**Entries taken from a collection**
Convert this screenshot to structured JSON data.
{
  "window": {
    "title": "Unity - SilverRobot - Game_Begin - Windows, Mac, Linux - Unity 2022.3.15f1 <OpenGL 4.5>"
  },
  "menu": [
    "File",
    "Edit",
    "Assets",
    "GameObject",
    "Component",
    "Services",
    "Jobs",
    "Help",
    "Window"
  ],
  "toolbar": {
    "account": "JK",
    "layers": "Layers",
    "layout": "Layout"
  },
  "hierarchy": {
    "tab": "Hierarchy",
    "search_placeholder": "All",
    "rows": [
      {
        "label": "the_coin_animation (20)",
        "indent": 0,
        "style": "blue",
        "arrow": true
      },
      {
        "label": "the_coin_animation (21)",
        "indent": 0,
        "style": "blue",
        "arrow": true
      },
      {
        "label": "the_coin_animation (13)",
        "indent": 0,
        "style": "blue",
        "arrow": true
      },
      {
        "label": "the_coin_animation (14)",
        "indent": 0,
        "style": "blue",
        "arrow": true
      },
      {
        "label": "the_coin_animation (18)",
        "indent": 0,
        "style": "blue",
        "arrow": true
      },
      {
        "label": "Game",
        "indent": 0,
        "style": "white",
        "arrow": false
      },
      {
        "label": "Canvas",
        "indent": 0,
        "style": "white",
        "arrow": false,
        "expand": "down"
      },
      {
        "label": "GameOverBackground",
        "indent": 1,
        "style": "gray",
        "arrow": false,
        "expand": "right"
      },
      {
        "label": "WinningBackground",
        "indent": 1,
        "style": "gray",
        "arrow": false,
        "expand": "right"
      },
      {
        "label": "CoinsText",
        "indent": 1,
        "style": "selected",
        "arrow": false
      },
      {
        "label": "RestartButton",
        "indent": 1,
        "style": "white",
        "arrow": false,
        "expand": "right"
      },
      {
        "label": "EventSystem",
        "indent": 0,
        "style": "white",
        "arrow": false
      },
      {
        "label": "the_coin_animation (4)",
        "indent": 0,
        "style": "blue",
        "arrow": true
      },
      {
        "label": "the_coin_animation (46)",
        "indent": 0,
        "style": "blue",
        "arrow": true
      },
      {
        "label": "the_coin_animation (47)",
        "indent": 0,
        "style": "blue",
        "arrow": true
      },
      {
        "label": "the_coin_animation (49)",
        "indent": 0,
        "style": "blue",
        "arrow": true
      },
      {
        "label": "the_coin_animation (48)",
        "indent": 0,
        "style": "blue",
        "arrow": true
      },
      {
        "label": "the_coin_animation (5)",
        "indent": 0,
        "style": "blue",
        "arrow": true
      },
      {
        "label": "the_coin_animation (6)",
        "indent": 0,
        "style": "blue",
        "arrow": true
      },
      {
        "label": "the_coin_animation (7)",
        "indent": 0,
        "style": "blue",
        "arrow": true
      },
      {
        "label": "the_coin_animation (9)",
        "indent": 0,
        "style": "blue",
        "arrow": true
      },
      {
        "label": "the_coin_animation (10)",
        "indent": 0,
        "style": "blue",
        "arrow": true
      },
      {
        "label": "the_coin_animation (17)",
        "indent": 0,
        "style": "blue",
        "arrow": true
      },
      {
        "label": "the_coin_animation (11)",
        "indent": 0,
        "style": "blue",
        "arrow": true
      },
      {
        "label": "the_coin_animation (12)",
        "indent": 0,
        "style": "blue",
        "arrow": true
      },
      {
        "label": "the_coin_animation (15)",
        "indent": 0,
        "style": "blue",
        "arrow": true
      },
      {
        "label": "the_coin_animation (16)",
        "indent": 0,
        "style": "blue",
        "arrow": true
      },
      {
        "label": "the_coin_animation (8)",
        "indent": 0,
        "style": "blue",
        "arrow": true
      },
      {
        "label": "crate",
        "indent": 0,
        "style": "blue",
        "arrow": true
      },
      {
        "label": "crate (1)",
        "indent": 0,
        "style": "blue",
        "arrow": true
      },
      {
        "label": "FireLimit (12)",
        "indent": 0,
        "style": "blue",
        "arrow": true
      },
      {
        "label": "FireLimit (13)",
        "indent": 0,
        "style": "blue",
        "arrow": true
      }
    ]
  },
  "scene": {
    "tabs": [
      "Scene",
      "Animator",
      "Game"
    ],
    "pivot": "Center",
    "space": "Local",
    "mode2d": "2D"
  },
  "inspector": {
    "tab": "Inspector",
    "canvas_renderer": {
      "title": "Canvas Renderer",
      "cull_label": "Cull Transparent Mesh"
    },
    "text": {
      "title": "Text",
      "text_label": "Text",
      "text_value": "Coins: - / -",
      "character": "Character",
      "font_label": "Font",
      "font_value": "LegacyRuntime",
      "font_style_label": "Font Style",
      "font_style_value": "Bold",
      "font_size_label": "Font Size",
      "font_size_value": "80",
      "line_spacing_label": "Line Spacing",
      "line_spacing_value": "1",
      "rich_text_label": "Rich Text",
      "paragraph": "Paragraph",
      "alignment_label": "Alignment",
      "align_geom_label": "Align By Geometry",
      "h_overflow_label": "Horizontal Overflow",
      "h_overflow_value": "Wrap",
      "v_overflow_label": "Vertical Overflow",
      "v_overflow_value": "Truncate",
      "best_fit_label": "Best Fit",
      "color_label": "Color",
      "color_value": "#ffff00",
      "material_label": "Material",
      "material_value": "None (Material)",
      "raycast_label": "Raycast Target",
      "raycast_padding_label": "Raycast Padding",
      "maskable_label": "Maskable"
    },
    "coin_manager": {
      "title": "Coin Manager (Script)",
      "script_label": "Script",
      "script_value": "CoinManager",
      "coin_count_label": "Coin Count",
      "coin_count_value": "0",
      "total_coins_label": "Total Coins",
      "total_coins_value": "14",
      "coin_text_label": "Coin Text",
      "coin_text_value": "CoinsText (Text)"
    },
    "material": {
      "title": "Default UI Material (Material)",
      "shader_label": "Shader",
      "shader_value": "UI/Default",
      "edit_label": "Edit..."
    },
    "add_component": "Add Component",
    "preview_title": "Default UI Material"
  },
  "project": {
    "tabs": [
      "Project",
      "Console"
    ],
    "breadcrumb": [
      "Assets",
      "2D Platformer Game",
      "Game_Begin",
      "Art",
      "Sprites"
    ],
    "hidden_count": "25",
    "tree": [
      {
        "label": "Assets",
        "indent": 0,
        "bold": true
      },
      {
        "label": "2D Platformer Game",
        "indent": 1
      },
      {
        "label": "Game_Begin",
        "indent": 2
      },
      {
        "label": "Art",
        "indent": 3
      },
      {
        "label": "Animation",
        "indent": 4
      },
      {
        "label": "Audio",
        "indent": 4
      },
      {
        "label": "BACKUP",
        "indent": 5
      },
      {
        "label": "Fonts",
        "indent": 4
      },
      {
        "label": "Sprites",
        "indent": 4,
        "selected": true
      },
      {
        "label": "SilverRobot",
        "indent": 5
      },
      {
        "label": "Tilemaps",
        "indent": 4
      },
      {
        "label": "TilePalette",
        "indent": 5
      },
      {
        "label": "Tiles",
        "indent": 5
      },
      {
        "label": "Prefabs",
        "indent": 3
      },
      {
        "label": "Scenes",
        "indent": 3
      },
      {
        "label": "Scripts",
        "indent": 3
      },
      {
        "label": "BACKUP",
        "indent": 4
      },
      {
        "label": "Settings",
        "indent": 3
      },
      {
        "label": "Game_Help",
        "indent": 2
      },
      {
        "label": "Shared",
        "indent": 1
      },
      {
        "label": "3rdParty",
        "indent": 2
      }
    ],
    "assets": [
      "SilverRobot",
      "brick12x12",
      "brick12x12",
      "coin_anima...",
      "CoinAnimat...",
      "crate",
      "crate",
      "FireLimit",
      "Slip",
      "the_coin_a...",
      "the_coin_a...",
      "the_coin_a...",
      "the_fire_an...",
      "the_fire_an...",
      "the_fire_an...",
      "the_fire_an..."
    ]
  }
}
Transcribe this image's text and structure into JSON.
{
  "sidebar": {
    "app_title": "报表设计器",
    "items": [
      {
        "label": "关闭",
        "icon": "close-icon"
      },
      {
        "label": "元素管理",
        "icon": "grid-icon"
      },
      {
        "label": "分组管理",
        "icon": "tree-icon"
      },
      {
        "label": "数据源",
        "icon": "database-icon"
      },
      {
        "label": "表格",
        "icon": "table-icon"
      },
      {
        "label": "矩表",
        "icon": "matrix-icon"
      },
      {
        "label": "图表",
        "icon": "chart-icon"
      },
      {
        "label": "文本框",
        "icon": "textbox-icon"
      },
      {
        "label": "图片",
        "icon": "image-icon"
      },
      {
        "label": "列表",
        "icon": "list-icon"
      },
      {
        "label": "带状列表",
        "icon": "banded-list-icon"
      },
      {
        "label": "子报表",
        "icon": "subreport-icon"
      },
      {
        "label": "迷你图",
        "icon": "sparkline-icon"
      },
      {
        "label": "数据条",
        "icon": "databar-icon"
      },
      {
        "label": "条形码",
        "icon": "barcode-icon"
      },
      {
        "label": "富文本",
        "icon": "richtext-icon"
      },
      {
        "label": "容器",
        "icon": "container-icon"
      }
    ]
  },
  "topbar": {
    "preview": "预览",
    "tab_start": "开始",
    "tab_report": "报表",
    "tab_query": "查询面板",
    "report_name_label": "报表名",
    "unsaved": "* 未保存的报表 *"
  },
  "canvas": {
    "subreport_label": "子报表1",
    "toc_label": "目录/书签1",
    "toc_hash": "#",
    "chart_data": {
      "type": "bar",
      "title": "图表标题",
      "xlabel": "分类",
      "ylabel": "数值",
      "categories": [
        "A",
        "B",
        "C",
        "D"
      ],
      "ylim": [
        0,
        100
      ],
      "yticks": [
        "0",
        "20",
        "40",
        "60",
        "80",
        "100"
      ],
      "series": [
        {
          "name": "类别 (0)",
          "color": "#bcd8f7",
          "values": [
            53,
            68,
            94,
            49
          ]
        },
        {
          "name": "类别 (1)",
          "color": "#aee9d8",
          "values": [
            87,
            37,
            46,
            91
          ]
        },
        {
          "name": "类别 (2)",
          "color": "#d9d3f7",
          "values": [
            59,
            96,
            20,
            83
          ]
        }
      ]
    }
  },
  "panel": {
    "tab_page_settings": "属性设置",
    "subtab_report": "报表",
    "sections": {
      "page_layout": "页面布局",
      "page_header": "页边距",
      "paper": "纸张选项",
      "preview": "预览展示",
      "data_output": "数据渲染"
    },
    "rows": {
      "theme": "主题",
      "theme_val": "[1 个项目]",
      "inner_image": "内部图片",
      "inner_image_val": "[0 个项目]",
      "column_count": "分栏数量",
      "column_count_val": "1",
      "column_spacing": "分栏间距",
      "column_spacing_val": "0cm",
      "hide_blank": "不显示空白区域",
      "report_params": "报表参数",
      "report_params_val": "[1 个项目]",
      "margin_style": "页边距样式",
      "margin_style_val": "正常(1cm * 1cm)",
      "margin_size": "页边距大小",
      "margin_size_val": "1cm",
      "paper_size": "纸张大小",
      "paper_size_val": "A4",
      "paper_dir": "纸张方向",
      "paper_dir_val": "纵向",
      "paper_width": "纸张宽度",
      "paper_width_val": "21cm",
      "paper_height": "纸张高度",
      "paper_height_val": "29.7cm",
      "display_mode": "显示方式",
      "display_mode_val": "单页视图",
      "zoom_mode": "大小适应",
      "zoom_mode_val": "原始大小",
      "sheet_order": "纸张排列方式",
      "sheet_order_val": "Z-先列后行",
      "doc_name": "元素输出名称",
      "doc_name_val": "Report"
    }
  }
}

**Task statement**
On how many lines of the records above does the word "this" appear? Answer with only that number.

**Answer space**
2